*WORK TO BE COMPLETED*. Please set down every entry again exactly as it stands, without the pictures.

*THE INPUT*.
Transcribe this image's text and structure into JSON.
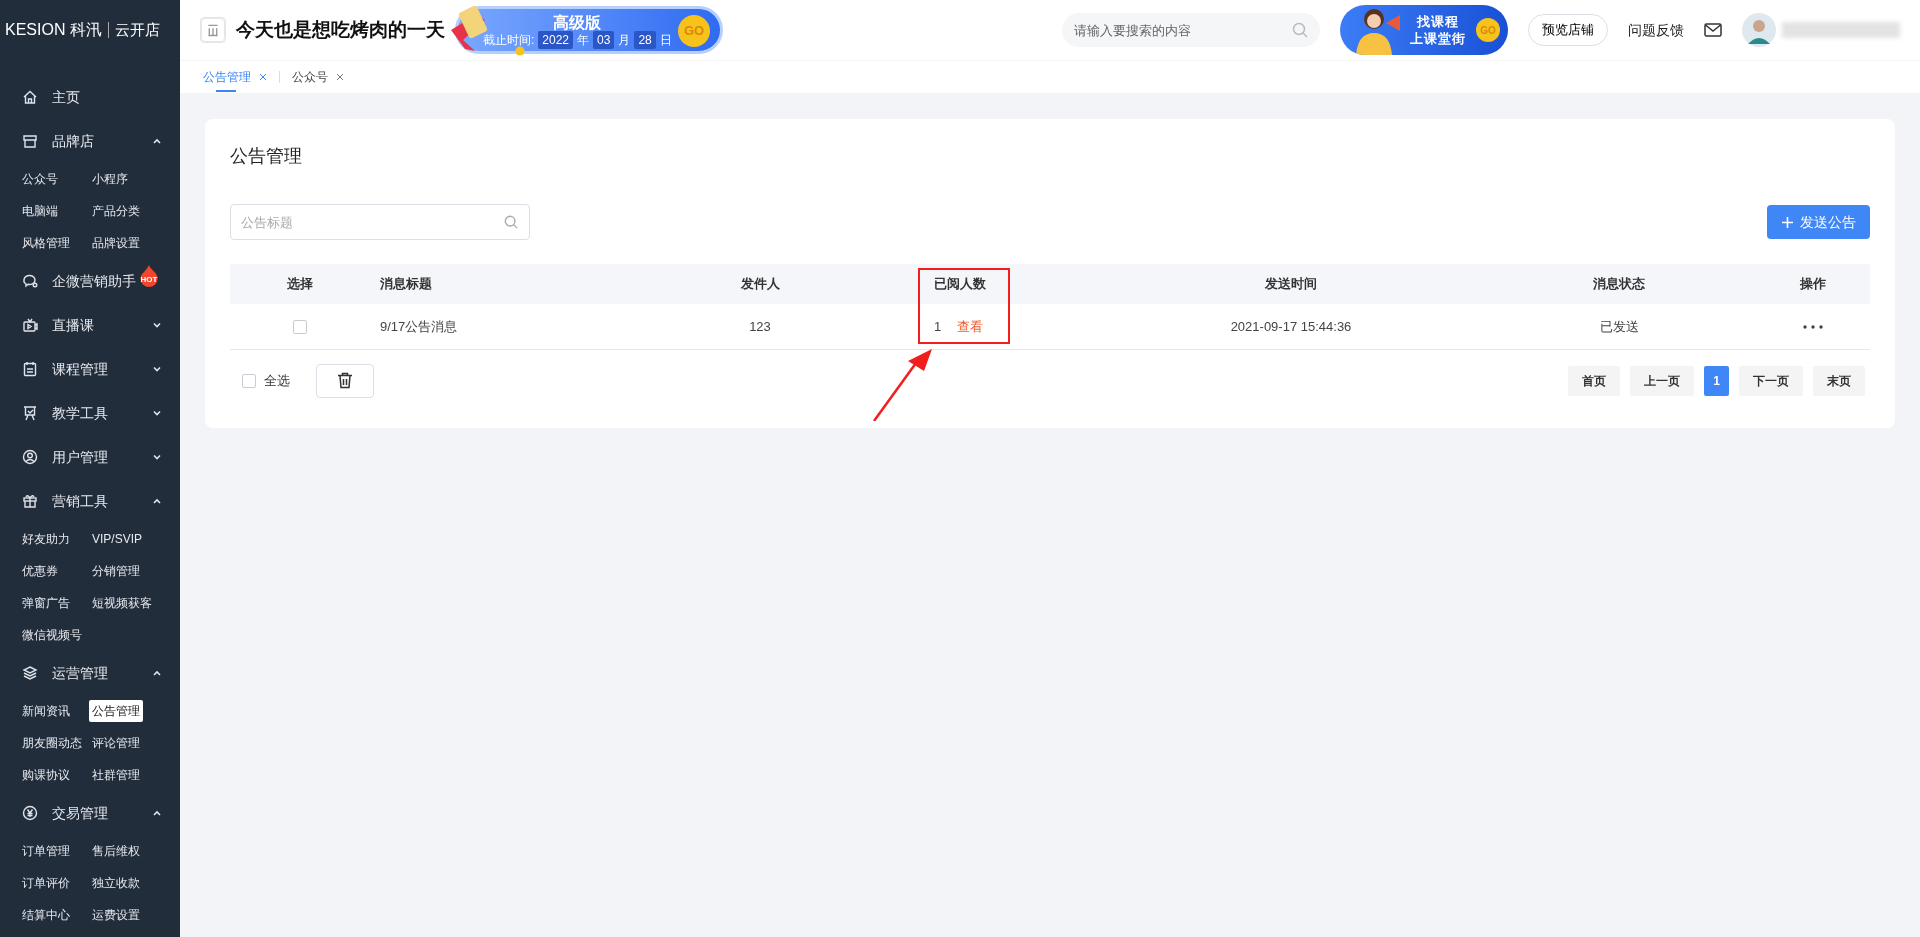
{
  "sidebar": {
    "logo": {
      "brand": "KESION 科汛",
      "product": "云开店"
    },
    "items": [
      {
        "label": "主页"
      },
      {
        "label": "品牌店",
        "expanded": true,
        "children": [
          {
            "label": "公众号",
            "selected": false
          },
          {
            "label": "小程序",
            "selected": false
          },
          {
            "label": "电脑端",
            "selected": false
          },
          {
            "label": "产品分类",
            "selected": false
          },
          {
            "label": "风格管理",
            "selected": false
          },
          {
            "label": "品牌设置",
            "selected": false
          }
        ]
      },
      {
        "label": "企微营销助手",
        "badge": "HOT"
      },
      {
        "label": "直播课",
        "expanded": false
      },
      {
        "label": "课程管理",
        "expanded": false
      },
      {
        "label": "教学工具",
        "expanded": false
      },
      {
        "label": "用户管理",
        "expanded": false
      },
      {
        "label": "营销工具",
        "expanded": true,
        "children": [
          {
            "label": "好友助力",
            "selected": false
          },
          {
            "label": "VIP/SVIP",
            "selected": false
          },
          {
            "label": "优惠券",
            "selected": false
          },
          {
            "label": "分销管理",
            "selected": false
          },
          {
            "label": "弹窗广告",
            "selected": false
          },
          {
            "label": "短视频获客",
            "selected": false
          },
          {
            "label": "微信视频号",
            "selected": false
          }
        ]
      },
      {
        "label": "运营管理",
        "expanded": true,
        "children": [
          {
            "label": "新闻资讯",
            "selected": false
          },
          {
            "label": "公告管理",
            "selected": true
          },
          {
            "label": "朋友圈动态",
            "selected": false
          },
          {
            "label": "评论管理",
            "selected": false
          },
          {
            "label": "购课协议",
            "selected": false
          },
          {
            "label": "社群管理",
            "selected": false
          }
        ]
      },
      {
        "label": "交易管理",
        "expanded": true,
        "children": [
          {
            "label": "订单管理",
            "selected": false
          },
          {
            "label": "售后维权",
            "selected": false
          },
          {
            "label": "订单评价",
            "selected": false
          },
          {
            "label": "独立收款",
            "selected": false
          },
          {
            "label": "结算中心",
            "selected": false
          },
          {
            "label": "运费设置",
            "selected": false
          }
        ]
      }
    ]
  },
  "header": {
    "site_title": "今天也是想吃烤肉的一天",
    "plan_banner": {
      "title": "高级版",
      "deadline_label": "截止时间:",
      "year": "2022",
      "year_unit": "年",
      "month": "03",
      "month_unit": "月",
      "day": "28",
      "day_unit": "日",
      "go": "GO"
    },
    "search": {
      "placeholder": "请输入要搜索的内容"
    },
    "promo_banner": {
      "line_1": "找课程",
      "line_2": "上课堂街",
      "go": "GO"
    },
    "preview_button": "预览店铺",
    "feedback_link": "问题反馈"
  },
  "tabs": [
    {
      "label": "公告管理",
      "selected": true
    },
    {
      "label": "公众号",
      "selected": false
    }
  ],
  "panel": {
    "title": "公告管理",
    "search": {
      "placeholder": "公告标题"
    },
    "send_button": "发送公告",
    "table": {
      "columns": [
        "选择",
        "消息标题",
        "发件人",
        "已阅人数",
        "发送时间",
        "消息状态",
        "操作"
      ],
      "rows": [
        {
          "checked": false,
          "title": "9/17公告消息",
          "sender": "123",
          "read_count": "1",
          "view_link": "查看",
          "sent_time": "2021-09-17 15:44:36",
          "status": "已发送"
        }
      ]
    },
    "select_all": {
      "label": "全选",
      "checked": false
    },
    "pagination": [
      {
        "label": "首页",
        "selected": false
      },
      {
        "label": "上一页",
        "selected": false
      },
      {
        "label": "1",
        "selected": true
      },
      {
        "label": "下一页",
        "selected": false
      },
      {
        "label": "末页",
        "selected": false
      }
    ]
  }
}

*ANSWER BELOW*.
Transcribe this image's text and structure into JSON.
{
  "sidebar": {
    "logo": {
      "brand": "KESION 科汛",
      "product": "云开店"
    },
    "items": [
      {
        "label": "主页"
      },
      {
        "label": "品牌店",
        "expanded": true,
        "children": [
          {
            "label": "公众号",
            "selected": false
          },
          {
            "label": "小程序",
            "selected": false
          },
          {
            "label": "电脑端",
            "selected": false
          },
          {
            "label": "产品分类",
            "selected": false
          },
          {
            "label": "风格管理",
            "selected": false
          },
          {
            "label": "品牌设置",
            "selected": false
          }
        ]
      },
      {
        "label": "企微营销助手",
        "badge": "HOT"
      },
      {
        "label": "直播课",
        "expanded": false
      },
      {
        "label": "课程管理",
        "expanded": false
      },
      {
        "label": "教学工具",
        "expanded": false
      },
      {
        "label": "用户管理",
        "expanded": false
      },
      {
        "label": "营销工具",
        "expanded": true,
        "children": [
          {
            "label": "好友助力",
            "selected": false
          },
          {
            "label": "VIP/SVIP",
            "selected": false
          },
          {
            "label": "优惠券",
            "selected": false
          },
          {
            "label": "分销管理",
            "selected": false
          },
          {
            "label": "弹窗广告",
            "selected": false
          },
          {
            "label": "短视频获客",
            "selected": false
          },
          {
            "label": "微信视频号",
            "selected": false
          }
        ]
      },
      {
        "label": "运营管理",
        "expanded": true,
        "children": [
          {
            "label": "新闻资讯",
            "selected": false
          },
          {
            "label": "公告管理",
            "selected": true
          },
          {
            "label": "朋友圈动态",
            "selected": false
          },
          {
            "label": "评论管理",
            "selected": false
          },
          {
            "label": "购课协议",
            "selected": false
          },
          {
            "label": "社群管理",
            "selected": false
          }
        ]
      },
      {
        "label": "交易管理",
        "expanded": true,
        "children": [
          {
            "label": "订单管理",
            "selected": false
          },
          {
            "label": "售后维权",
            "selected": false
          },
          {
            "label": "订单评价",
            "selected": false
          },
          {
            "label": "独立收款",
            "selected": false
          },
          {
            "label": "结算中心",
            "selected": false
          },
          {
            "label": "运费设置",
            "selected": false
          }
        ]
      }
    ]
  },
  "header": {
    "site_title": "今天也是想吃烤肉的一天",
    "plan_banner": {
      "title": "高级版",
      "deadline_label": "截止时间:",
      "year": "2022",
      "year_unit": "年",
      "month": "03",
      "month_unit": "月",
      "day": "28",
      "day_unit": "日",
      "go": "GO"
    },
    "search": {
      "placeholder": "请输入要搜索的内容"
    },
    "promo_banner": {
      "line_1": "找课程",
      "line_2": "上课堂街",
      "go": "GO"
    },
    "preview_button": "预览店铺",
    "feedback_link": "问题反馈"
  },
  "tabs": [
    {
      "label": "公告管理",
      "selected": true
    },
    {
      "label": "公众号",
      "selected": false
    }
  ],
  "panel": {
    "title": "公告管理",
    "search": {
      "placeholder": "公告标题"
    },
    "send_button": "发送公告",
    "table": {
      "columns": [
        "选择",
        "消息标题",
        "发件人",
        "已阅人数",
        "发送时间",
        "消息状态",
        "操作"
      ],
      "rows": [
        {
          "checked": false,
          "title": "9/17公告消息",
          "sender": "123",
          "read_count": "1",
          "view_link": "查看",
          "sent_time": "2021-09-17 15:44:36",
          "status": "已发送"
        }
      ]
    },
    "select_all": {
      "label": "全选",
      "checked": false
    },
    "pagination": [
      {
        "label": "首页",
        "selected": false
      },
      {
        "label": "上一页",
        "selected": false
      },
      {
        "label": "1",
        "selected": true
      },
      {
        "label": "下一页",
        "selected": false
      },
      {
        "label": "末页",
        "selected": false
      }
    ]
  }
}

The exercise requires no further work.